TASK TO COMPLETE
Scan the records for "content". Report each line that includes it.

ENTRIES PROVIDED

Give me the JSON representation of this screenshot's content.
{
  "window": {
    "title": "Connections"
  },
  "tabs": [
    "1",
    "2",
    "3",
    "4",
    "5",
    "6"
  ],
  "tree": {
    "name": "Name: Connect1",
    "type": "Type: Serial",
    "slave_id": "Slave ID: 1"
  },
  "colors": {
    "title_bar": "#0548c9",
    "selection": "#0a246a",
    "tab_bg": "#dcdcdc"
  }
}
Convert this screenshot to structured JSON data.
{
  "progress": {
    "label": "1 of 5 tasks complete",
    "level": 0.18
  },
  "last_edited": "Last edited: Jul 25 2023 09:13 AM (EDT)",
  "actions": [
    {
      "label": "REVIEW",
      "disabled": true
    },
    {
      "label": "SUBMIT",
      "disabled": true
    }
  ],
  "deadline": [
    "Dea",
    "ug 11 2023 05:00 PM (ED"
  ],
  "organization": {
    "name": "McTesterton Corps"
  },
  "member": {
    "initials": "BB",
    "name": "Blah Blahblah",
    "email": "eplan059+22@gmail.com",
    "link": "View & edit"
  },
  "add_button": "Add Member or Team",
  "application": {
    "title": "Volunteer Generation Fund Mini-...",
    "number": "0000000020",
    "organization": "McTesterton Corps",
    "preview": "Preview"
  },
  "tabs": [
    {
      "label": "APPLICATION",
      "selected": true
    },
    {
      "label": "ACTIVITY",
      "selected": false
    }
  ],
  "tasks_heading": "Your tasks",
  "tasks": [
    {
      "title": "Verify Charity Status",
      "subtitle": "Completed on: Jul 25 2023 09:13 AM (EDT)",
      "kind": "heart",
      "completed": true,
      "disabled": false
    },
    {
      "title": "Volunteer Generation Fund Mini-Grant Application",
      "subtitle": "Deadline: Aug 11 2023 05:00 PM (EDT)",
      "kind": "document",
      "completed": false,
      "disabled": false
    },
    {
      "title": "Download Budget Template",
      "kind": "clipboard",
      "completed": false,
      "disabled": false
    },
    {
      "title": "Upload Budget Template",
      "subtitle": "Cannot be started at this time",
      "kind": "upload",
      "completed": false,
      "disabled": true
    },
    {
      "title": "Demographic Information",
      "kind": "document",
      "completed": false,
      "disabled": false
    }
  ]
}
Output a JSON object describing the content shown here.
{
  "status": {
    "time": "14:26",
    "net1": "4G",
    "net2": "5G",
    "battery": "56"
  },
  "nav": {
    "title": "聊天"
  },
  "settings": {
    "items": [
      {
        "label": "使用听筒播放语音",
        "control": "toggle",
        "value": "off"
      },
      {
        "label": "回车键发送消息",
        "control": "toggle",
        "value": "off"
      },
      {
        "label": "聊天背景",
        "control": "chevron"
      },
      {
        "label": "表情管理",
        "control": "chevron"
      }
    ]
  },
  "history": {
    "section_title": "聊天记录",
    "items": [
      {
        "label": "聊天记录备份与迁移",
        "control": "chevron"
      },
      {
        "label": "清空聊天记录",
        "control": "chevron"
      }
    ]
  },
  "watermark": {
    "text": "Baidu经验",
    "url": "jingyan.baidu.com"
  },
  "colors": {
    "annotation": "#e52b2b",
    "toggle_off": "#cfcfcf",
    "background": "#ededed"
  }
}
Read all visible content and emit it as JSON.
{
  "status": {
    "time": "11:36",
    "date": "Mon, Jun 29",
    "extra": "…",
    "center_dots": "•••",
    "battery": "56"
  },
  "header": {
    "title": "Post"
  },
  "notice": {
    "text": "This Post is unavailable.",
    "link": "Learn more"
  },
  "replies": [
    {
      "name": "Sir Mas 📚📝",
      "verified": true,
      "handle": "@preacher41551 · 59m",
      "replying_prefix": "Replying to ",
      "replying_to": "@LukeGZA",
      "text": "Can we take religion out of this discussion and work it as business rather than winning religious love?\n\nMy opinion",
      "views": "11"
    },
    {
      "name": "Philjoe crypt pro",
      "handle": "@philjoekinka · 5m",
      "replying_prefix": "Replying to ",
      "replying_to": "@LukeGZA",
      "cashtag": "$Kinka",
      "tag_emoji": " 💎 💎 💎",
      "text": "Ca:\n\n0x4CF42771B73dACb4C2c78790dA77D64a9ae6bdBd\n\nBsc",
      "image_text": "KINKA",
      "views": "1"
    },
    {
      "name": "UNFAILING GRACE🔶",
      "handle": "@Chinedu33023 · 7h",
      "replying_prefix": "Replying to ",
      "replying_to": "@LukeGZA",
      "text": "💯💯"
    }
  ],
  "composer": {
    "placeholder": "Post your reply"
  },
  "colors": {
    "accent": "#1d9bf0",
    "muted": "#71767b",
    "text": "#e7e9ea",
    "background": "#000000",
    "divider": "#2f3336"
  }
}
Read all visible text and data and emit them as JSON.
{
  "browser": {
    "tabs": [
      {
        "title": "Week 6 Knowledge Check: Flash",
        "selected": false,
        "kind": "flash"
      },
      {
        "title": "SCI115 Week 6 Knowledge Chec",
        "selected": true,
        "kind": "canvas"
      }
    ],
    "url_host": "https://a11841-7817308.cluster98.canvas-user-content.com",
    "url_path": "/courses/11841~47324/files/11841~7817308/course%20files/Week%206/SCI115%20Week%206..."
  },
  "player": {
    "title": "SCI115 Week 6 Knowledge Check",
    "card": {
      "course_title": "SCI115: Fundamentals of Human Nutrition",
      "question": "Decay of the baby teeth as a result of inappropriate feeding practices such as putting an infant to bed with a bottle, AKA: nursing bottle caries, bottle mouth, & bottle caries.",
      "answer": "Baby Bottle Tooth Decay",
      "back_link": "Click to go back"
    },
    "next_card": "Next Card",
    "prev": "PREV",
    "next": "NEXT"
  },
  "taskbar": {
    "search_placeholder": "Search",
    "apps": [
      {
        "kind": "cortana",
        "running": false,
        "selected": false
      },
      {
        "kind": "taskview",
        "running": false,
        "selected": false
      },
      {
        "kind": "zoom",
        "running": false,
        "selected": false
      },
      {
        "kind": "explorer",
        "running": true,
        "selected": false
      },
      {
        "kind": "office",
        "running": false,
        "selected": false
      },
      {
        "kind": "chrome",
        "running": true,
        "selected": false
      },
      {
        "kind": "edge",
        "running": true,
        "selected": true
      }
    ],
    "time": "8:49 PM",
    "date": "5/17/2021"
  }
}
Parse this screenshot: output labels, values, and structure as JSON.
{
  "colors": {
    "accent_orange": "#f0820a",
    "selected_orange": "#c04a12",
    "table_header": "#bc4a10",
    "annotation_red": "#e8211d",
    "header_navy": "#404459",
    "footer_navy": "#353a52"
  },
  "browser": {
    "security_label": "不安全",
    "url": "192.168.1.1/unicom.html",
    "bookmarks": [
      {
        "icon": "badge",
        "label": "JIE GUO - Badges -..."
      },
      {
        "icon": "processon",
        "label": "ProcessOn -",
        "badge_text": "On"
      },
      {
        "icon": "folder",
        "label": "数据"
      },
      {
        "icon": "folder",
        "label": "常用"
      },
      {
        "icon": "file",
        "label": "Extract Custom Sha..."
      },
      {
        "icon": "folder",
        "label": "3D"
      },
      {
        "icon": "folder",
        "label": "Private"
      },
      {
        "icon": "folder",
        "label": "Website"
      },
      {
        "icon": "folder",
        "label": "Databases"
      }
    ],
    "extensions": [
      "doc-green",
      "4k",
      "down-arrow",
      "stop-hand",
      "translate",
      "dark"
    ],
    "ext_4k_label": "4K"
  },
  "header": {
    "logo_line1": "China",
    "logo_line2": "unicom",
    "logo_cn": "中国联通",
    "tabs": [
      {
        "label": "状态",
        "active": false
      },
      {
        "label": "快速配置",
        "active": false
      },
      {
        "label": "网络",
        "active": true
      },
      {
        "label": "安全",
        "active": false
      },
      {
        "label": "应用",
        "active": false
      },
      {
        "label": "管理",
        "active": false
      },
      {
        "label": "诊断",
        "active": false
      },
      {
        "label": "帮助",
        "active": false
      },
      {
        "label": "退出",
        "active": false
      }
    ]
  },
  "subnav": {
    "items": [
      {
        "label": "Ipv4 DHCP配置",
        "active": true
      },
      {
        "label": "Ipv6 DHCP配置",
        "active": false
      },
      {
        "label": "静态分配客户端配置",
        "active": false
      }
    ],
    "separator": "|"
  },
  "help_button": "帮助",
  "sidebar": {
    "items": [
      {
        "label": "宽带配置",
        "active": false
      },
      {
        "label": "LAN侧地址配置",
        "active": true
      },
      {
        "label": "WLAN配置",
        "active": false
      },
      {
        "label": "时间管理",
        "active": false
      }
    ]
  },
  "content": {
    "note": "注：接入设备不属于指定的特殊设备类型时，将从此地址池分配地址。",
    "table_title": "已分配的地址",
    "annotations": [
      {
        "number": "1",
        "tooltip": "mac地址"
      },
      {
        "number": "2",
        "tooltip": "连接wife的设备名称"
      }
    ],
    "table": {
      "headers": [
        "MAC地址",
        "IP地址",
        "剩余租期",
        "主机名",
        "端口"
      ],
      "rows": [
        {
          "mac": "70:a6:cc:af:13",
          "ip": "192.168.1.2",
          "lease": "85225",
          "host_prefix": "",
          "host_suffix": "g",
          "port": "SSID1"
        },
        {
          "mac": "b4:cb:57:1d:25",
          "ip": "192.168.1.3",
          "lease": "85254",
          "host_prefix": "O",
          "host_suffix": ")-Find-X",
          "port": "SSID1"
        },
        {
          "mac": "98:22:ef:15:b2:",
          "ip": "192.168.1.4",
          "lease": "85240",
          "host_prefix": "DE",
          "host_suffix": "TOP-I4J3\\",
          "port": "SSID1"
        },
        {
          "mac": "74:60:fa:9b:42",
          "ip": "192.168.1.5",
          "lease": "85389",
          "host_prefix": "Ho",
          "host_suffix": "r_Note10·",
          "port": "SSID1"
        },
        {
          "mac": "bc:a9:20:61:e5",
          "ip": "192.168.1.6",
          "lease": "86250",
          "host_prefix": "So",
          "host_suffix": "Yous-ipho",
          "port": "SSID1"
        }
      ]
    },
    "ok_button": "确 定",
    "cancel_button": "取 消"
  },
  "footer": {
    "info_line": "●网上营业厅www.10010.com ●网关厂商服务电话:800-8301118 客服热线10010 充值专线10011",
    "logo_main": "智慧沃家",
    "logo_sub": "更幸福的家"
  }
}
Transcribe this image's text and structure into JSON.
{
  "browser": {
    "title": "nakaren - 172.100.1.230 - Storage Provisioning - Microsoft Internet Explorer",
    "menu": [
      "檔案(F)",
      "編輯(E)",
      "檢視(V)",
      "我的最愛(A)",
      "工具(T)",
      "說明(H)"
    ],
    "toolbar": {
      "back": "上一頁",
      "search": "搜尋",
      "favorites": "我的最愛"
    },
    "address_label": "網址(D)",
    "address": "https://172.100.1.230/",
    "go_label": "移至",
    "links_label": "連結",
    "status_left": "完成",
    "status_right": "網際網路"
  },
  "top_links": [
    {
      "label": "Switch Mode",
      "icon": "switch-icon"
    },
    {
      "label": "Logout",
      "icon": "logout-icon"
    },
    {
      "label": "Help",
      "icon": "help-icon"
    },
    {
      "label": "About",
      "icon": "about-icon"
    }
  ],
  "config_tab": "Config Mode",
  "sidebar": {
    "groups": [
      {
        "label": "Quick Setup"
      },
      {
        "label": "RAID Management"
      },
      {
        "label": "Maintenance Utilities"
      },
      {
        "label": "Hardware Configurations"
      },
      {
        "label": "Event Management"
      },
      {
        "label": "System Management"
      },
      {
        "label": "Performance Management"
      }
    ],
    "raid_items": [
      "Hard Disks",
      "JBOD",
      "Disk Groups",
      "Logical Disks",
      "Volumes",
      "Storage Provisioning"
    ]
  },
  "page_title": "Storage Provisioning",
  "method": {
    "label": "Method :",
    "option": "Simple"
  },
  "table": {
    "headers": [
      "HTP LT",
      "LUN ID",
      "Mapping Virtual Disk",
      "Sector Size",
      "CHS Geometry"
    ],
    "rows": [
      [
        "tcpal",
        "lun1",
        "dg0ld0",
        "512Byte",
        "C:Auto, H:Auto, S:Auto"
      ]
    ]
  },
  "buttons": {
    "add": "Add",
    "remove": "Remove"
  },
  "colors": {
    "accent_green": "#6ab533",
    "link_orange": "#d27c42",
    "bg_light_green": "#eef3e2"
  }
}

RESPONSE BOX
Give me the JSON representation of this screenshot's content.
Output a JSON object describing the content shown here.
Read all visible content and emit it as JSON.
    "url_host": "https://a11841-7817308.cluster98.canvas-user-content.com",
  "content": {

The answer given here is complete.